The president made this disclosure during the fourth world Internet Conference that took place at Wuzhen, Zhejiang province, China, where he stated that ‘cyber sovereignty’ is the ultimate in internet development.
The CEO, Apple Inc., Tim Cook, Google Inc. Chief, Sunday Pichai, and Facebook Inc. executives, executives from Alibaba Group Holdings Ltd and Baidu Inc. were all in attendance at the forum hosted by the Cyberspace Administration.
‘Cyber Sovereignty’ describes the desire for a country to exercise complete dominance over the use of the internet within its border, including technology activities and political decisions without an external interference.
So far, China has done well in maintaining this dominance albeit criticisms from different countries. Currently, social media networks, such as Google, Facebook, and Twitter are banned in China.

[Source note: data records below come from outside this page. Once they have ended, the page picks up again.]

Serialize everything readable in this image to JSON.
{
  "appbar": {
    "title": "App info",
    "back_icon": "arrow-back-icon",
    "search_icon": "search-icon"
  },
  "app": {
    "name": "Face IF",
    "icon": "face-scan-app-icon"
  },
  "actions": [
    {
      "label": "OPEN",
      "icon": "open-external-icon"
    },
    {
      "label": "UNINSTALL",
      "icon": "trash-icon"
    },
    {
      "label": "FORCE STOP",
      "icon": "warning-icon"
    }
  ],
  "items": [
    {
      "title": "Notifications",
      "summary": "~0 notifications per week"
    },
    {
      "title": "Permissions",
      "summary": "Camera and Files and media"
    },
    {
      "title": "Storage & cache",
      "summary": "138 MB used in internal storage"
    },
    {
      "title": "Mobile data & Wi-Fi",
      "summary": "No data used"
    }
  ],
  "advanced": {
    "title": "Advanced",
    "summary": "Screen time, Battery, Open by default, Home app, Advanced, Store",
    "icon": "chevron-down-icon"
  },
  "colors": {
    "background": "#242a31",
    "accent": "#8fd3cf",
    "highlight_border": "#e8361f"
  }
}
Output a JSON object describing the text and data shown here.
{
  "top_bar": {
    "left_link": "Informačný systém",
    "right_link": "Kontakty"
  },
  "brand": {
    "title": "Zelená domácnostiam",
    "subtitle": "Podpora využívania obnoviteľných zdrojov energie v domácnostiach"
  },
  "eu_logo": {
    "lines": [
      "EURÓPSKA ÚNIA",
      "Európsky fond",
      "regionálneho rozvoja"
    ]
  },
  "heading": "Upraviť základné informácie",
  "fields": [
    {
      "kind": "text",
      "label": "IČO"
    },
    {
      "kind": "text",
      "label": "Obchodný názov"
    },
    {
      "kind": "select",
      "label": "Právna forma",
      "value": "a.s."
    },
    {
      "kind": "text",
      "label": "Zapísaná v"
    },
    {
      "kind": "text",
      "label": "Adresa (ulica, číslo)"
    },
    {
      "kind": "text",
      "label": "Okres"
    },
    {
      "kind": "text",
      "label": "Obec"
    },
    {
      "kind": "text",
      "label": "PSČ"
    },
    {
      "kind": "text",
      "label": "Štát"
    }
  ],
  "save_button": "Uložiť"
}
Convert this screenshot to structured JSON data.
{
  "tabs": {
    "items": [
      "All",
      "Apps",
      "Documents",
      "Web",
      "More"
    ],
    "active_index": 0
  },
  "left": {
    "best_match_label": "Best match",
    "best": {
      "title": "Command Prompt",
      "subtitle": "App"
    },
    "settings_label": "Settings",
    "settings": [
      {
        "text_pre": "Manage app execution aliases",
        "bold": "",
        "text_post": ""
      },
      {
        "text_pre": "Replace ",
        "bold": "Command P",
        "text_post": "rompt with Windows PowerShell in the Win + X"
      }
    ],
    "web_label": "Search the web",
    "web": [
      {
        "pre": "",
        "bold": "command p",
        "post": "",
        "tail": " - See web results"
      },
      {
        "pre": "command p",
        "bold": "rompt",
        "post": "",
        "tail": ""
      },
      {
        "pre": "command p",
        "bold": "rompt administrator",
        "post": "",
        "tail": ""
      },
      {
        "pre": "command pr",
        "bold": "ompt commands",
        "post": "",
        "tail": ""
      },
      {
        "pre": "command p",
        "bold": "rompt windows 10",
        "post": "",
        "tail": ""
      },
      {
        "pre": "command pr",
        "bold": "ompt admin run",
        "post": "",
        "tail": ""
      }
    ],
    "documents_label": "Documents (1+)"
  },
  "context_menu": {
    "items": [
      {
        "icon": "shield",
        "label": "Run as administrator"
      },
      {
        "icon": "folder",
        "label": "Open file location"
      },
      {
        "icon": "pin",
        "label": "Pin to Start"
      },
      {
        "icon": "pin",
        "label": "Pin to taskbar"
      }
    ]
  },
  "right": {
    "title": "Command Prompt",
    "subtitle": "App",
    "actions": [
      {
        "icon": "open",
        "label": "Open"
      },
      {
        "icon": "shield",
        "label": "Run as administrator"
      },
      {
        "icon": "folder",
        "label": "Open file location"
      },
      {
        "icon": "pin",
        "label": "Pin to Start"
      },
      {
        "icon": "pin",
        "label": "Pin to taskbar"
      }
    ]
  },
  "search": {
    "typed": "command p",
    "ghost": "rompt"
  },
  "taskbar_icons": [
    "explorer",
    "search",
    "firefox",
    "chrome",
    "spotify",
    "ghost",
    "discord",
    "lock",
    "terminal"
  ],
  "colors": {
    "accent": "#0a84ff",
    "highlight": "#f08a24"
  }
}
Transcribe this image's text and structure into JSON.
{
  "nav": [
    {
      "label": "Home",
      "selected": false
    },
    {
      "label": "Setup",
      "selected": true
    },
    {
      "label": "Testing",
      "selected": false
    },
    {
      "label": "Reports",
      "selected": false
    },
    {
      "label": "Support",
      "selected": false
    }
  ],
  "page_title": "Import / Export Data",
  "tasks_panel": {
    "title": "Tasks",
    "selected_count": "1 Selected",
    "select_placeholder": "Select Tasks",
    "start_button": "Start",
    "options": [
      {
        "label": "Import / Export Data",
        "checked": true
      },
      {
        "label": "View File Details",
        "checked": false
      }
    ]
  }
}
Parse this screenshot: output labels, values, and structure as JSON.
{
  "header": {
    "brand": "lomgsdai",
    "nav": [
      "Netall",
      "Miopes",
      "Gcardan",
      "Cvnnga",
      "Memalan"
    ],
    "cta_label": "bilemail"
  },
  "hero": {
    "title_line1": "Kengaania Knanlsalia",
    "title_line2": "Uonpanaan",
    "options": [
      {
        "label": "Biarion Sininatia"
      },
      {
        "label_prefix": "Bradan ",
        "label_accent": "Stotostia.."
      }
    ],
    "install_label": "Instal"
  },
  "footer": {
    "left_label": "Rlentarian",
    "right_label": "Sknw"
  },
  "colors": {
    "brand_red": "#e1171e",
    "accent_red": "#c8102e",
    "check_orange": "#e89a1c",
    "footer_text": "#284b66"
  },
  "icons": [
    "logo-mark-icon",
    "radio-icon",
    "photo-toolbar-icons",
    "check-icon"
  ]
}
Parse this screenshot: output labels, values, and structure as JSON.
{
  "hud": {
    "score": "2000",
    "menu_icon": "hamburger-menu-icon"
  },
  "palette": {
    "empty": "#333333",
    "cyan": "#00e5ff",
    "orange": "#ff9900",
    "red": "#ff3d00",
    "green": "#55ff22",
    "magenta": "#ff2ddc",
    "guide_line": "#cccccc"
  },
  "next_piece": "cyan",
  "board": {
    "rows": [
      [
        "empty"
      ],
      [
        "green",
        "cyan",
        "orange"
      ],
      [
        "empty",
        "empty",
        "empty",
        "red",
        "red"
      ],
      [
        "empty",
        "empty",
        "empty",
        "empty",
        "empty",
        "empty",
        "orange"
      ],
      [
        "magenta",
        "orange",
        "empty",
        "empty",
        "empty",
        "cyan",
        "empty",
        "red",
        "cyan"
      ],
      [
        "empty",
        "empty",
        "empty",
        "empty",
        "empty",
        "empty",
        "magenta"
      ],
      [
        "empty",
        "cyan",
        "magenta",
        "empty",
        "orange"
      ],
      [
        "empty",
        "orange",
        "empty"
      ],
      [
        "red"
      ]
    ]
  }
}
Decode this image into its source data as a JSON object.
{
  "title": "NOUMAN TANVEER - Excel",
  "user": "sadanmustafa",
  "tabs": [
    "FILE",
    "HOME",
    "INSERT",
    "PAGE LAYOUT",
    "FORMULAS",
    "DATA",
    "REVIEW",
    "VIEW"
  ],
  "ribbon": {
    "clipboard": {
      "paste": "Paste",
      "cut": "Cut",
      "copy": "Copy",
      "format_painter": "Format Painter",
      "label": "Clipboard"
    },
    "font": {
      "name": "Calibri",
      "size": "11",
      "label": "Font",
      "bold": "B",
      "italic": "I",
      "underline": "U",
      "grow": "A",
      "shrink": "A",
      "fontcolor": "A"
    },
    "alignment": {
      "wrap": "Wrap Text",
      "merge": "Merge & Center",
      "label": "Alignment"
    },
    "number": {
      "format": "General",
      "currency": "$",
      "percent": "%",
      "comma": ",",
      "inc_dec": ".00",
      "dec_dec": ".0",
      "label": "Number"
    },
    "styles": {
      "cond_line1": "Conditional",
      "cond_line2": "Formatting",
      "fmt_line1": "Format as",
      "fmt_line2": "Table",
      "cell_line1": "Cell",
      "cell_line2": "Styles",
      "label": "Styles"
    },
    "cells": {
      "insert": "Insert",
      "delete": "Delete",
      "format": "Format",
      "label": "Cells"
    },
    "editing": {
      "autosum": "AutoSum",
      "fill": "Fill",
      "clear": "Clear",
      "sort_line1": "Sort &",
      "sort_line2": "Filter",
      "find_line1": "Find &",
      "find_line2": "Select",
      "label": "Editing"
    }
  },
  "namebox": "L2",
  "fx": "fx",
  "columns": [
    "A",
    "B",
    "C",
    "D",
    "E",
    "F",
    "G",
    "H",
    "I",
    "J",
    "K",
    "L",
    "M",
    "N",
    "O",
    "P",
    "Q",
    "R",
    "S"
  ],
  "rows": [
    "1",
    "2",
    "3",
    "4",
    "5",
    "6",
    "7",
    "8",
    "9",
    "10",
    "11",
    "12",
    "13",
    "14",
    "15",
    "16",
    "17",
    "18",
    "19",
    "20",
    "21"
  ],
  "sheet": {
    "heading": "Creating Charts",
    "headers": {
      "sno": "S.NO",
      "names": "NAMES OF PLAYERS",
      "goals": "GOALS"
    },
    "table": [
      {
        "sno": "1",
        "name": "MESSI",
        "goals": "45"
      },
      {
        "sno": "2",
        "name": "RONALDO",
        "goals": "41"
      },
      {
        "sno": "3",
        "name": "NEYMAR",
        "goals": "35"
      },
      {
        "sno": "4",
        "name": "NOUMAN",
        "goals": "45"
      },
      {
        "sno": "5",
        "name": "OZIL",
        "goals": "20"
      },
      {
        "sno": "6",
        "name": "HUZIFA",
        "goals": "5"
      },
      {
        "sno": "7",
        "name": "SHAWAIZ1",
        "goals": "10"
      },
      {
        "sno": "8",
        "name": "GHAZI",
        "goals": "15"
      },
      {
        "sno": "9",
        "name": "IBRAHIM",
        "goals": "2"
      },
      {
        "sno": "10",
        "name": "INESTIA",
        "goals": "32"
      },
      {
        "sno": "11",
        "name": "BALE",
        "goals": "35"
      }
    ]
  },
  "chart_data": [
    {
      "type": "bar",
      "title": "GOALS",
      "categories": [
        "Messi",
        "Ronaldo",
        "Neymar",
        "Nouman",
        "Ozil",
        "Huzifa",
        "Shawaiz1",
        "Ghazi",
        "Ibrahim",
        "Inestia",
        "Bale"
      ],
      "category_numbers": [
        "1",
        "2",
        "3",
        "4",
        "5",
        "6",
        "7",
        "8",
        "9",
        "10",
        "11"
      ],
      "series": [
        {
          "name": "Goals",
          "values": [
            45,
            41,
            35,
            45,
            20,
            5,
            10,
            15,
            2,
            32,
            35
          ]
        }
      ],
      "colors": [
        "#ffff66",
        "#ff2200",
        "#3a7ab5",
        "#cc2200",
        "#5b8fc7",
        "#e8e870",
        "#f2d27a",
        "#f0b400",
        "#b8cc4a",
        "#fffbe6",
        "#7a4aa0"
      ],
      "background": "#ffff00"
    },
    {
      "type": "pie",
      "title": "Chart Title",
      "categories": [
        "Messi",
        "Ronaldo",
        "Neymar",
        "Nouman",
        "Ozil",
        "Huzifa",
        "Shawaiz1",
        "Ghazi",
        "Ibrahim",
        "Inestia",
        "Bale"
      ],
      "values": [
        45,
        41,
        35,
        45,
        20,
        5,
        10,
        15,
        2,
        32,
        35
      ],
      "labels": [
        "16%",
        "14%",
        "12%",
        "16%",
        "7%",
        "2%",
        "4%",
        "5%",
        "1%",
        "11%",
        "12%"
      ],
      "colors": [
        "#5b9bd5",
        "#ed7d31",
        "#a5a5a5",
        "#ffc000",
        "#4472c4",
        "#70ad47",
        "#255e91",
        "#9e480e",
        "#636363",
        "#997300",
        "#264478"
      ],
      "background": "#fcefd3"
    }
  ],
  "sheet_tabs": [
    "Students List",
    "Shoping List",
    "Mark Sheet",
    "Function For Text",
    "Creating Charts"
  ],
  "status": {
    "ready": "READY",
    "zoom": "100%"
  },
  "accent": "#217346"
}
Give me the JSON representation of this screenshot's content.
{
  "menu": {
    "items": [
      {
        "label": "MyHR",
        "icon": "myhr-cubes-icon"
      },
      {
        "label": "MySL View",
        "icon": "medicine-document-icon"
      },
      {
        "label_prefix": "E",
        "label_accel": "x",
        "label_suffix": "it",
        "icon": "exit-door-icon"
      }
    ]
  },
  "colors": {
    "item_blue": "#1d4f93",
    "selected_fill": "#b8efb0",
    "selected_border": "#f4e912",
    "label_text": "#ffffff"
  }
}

Recently, Skype joined the list of other blacklisted sites.
The Cyber regulators insist that the laws are aimed at protecting personal privacy tune with international laws and they are designed to protect the country against terrorist threats and cyber breaches that are capable of plaguing the economic sector.
In the past year, the communist party has tightened cyber laws in the country, launching new policies that require companies to censor the tools that allow citizen bypass the Great Firewall. The new law is explicitly tied to the nation’s national security, to codify its recent practices of censorship and surveillance.
In view of this, many critics opine that by monitoring and controlling individuals’ activities, the situation is likely to distance other foreign technology companies from filling the void of Facebook and other banned sites. While Facebook maintains a position as the most popular social networking site, Baidu is undoubtedly a global leader in artificial intelligence and self-driving automobiles.
However, the cyber regulators argue that the laws protect the risk that comes from disclosing a valuable source code or intellectual property which could be transferred to a competitor.
Having said that, China continues to advocate for a larger role in global internet governance. ‘China stands ready to develop new rules and systems of internet governance to serve all parties and counteract current imbalances’, Wang Huning, a member of the Communist Party said on Sunday.
There’s no backing out for the Chinese’ government as it continues to crack down on tech firms they are uncomfortable with, especially instant messaging apps that use encryption. It ordered the removal of VPNs from all Apple stores and disabled the use of WhatsApp within China.